Helen Castor takes the chair for the programme which showcases new historical research and the people doing it.

Today, Tom Holland is on the Dorset/Wiltshire border where a farmer has dug up a Bronze Age body. Remarkably, as Dr Tom Booth from the University of Sheffield explains, this is far from unique. Indeed, just when the Pharaohs were building the pyramids to house them forever, Bronze Age Britons were busy mummifying their dead too.

With Bridge of Spies and now Deutschland '83, Helen Castor finds out why the Cold War has become such a hot topic with historians as well as TV viewers.

And Dan Snow takes us back to the year when the British Museum opened its doors for the first time, Wedgwood started production, Kew Gardens was founded and Britain swept almost everyone away on battlefields and seas across the globe. Is 1759 the most important date in history?

Producer: Nick Patrick
A Pier production for BBC Radio 4.

Available now

28 minutes

Deutschland ‘83

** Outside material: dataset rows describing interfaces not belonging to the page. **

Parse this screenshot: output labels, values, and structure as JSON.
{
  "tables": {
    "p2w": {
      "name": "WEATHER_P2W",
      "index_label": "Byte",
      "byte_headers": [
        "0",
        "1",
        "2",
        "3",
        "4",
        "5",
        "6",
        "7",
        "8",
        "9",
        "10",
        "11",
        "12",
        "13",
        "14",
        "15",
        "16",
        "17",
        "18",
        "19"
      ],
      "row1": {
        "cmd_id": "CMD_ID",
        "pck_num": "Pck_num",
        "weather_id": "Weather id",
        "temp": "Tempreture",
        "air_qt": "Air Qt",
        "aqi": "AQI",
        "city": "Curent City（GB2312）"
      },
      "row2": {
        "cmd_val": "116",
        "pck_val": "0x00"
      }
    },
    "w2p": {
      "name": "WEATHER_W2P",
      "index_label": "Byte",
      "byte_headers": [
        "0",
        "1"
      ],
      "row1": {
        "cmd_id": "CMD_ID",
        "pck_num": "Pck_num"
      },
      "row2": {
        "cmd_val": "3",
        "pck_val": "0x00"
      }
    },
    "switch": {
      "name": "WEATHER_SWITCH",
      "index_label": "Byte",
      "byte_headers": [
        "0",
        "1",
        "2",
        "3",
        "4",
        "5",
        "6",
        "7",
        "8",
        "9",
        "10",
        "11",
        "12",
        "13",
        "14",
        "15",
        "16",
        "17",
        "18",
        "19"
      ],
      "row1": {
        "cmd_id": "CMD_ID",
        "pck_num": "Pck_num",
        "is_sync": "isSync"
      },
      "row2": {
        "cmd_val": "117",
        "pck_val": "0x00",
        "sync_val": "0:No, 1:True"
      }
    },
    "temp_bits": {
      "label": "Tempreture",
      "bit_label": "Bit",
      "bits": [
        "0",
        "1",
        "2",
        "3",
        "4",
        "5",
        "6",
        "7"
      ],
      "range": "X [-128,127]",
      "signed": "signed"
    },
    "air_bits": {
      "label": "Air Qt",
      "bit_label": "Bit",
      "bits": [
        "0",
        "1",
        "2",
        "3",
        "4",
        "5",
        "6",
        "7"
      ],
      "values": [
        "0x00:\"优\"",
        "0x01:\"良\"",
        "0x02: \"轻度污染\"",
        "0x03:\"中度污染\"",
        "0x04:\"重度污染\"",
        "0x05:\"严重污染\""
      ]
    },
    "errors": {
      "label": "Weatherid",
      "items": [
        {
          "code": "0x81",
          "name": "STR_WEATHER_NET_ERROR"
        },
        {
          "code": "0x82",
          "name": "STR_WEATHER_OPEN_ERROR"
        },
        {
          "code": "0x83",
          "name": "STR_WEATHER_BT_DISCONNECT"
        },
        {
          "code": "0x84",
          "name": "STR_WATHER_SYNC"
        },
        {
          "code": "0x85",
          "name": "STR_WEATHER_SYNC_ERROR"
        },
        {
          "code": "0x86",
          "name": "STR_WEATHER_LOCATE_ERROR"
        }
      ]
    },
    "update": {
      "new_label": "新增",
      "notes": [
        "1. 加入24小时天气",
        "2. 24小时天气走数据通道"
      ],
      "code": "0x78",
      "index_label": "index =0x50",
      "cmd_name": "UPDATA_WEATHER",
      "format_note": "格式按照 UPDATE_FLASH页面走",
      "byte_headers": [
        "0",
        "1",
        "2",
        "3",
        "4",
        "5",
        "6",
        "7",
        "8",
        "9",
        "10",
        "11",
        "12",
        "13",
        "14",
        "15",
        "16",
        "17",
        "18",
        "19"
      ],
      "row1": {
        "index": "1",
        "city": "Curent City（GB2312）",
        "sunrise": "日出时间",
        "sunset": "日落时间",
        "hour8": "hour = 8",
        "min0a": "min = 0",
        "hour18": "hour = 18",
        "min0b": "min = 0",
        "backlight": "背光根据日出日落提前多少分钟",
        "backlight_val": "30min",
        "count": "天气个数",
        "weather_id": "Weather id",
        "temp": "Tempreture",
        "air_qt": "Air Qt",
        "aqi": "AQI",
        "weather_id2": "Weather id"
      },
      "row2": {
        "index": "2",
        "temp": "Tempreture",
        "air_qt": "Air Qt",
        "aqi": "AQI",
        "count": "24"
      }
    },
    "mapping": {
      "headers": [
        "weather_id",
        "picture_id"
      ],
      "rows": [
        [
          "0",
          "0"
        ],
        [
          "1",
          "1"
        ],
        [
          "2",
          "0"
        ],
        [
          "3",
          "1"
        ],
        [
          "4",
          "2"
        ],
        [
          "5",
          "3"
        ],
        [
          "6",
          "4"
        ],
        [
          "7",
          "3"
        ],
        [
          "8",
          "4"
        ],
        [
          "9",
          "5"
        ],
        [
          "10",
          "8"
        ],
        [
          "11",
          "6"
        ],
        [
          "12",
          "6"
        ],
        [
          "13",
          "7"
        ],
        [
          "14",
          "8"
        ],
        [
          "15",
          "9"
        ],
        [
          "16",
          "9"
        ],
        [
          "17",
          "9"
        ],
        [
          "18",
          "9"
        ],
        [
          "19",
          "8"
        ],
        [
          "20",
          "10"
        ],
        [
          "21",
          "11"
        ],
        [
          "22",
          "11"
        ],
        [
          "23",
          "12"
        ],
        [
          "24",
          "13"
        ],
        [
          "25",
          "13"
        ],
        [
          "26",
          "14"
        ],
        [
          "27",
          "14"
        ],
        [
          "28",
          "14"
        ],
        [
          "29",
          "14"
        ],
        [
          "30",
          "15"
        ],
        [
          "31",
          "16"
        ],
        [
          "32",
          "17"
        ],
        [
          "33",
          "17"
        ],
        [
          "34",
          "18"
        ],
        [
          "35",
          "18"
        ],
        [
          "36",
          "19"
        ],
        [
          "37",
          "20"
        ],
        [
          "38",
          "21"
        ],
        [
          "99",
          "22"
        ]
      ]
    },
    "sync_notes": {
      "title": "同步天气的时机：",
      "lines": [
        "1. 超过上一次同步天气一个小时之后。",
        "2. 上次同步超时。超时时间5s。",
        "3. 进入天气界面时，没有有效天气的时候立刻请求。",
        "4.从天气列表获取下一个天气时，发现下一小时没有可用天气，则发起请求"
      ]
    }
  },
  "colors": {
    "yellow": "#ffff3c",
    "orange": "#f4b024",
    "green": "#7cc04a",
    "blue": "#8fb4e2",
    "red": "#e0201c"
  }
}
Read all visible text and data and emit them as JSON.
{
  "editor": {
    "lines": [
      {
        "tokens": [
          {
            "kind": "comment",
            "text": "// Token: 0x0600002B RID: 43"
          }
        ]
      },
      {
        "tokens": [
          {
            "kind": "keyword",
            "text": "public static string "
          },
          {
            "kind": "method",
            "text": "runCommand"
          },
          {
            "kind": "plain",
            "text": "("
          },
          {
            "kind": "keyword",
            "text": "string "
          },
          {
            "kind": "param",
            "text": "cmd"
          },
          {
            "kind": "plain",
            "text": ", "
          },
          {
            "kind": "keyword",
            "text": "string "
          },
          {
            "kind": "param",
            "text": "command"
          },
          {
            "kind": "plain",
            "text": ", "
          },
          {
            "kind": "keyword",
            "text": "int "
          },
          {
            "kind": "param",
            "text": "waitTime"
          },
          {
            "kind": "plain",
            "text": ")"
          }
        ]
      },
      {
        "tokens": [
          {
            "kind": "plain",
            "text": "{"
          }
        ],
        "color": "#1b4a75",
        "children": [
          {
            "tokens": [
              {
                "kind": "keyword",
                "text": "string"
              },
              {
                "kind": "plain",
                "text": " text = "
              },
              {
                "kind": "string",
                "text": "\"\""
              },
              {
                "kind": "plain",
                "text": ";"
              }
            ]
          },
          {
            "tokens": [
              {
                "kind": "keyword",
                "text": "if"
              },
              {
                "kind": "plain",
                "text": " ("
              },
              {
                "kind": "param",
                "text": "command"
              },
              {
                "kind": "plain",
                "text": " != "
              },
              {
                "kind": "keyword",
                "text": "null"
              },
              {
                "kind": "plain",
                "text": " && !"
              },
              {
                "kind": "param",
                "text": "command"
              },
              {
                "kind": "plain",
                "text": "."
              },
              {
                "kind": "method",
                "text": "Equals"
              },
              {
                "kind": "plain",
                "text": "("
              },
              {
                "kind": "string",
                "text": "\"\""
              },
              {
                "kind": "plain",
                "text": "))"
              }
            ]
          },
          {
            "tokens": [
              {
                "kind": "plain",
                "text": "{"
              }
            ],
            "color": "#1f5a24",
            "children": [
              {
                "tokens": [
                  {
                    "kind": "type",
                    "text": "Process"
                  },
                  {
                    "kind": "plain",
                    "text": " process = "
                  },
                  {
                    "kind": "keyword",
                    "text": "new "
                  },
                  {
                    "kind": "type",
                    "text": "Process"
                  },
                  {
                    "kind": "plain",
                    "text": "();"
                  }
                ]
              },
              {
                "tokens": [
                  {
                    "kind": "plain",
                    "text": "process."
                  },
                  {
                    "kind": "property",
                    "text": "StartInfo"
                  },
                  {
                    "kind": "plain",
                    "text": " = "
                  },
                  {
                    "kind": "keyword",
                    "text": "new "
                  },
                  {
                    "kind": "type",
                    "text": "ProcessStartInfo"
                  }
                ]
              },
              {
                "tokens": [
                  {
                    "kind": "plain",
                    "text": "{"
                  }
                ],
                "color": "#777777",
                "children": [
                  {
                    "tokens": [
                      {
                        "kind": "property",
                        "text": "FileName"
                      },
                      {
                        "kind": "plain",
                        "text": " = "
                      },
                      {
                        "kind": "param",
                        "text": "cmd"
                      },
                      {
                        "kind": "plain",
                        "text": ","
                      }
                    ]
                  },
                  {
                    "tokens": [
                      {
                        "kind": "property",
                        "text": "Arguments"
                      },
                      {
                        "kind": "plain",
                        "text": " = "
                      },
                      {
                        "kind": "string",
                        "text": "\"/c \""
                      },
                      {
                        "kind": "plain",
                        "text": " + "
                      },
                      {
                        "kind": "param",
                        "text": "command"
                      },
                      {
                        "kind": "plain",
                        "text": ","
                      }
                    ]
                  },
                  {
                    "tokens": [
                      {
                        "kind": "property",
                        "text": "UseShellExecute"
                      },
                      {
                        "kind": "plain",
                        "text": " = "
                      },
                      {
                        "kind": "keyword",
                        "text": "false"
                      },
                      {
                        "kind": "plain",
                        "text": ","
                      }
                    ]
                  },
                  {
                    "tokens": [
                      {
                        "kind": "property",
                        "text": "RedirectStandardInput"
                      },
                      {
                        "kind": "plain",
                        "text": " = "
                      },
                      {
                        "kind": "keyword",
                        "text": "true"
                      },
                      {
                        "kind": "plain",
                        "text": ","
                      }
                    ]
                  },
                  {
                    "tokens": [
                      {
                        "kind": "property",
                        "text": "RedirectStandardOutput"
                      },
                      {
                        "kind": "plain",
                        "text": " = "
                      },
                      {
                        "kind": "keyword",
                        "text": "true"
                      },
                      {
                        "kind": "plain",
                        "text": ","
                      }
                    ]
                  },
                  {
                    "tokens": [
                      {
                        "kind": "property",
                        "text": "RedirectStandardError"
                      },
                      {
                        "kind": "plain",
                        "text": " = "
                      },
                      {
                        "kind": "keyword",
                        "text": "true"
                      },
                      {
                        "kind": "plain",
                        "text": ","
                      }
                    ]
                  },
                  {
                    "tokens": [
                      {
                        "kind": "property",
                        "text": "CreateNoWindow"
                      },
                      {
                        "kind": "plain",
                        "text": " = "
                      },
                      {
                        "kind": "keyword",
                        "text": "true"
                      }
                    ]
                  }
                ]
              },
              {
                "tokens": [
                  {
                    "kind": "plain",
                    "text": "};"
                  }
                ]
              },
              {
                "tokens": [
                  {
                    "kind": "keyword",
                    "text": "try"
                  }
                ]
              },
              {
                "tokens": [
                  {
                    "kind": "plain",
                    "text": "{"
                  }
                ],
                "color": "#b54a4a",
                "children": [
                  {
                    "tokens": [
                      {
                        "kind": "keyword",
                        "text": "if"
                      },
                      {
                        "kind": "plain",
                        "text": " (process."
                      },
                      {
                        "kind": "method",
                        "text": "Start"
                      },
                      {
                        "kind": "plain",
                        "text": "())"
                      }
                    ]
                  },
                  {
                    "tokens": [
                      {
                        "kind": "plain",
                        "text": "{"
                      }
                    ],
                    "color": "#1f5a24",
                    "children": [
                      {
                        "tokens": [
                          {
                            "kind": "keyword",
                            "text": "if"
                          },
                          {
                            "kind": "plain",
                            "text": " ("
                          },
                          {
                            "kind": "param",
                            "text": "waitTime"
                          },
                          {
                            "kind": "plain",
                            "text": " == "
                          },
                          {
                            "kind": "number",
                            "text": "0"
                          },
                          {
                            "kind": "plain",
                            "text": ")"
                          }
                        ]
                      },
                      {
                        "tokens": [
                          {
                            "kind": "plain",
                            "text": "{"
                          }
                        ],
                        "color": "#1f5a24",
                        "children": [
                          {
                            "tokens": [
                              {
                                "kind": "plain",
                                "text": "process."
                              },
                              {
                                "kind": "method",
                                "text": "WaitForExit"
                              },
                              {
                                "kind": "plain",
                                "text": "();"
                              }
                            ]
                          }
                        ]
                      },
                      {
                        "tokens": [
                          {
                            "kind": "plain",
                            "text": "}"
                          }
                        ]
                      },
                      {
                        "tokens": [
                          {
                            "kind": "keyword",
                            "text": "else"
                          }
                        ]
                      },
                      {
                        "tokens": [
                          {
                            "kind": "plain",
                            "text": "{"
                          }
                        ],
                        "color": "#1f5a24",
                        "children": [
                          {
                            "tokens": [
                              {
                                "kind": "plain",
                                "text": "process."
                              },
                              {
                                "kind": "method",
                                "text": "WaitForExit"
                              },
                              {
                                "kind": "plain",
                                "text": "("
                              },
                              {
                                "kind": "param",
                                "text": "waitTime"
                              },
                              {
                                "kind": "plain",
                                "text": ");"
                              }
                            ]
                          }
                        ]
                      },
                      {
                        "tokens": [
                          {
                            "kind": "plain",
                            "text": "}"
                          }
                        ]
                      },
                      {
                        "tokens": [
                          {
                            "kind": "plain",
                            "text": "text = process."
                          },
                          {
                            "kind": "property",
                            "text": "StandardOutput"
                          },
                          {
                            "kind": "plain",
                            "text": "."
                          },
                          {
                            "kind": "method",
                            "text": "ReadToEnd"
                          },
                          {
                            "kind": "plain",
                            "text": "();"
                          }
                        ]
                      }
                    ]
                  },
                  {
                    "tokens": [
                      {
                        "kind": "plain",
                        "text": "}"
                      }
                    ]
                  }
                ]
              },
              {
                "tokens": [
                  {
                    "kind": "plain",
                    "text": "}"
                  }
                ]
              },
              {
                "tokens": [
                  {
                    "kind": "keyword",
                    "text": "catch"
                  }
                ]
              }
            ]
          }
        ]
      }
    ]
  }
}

Channel 4’s spy drama Deutschland ’83 and films such as Bridge of Spies demonstrate how Cold War is now attracting the interest of film-makers and writers. Historians too are taking more and more interest in this period with their research aided by the opening up of archives in the former Eastern Bloc countries. Helen Castor met up with Professor David Reynolds from the University of Cambridge and Professor Kristina Spohr from the London School of Economics who have collaborated on a new book of essays about the period called TRANSCENDING THE COLD WAR  (Oxford University Press - September 2016). Professor Spohr is also the author of THE GLOBAL CHANCELLOR which is about the former German Chancellor Helmut Schmidt and is also published by OUP (March 2016).

Cold War Studies Project


Machiavelli Centre for Cold War Studies

My Favourite Year

Each week Making History asks a leading historian to tell us what their favourite year in history is, and why.

This week Dan Snow chooses the year 1759.

The year 1759 should be as well known as 1066 in Britain

Bronze Age Mummies

New research from the University of Sheffield which examines the erosion of skeletons by bacteria has revealed that mummification was widespread in Bronze Age Britain - roughly the same time that the Pharaohs were being mummified for the afterlife in Egypt. Tom Holland met up with Dr Tom Booth who now works at the Natural History Museum and landowner/archaeologist Martin Green to hear more about the science and what it might tell us about the funerary practices of our ancestors some 4,000 years ago.

Mummification was commonplace in Bronze Age Britain

Could Bronze Age mummies have been smoked and buried in British peat bogs?

How Bronze Age Britons mummified the dead


  • Tue 16 Feb 2016 15:00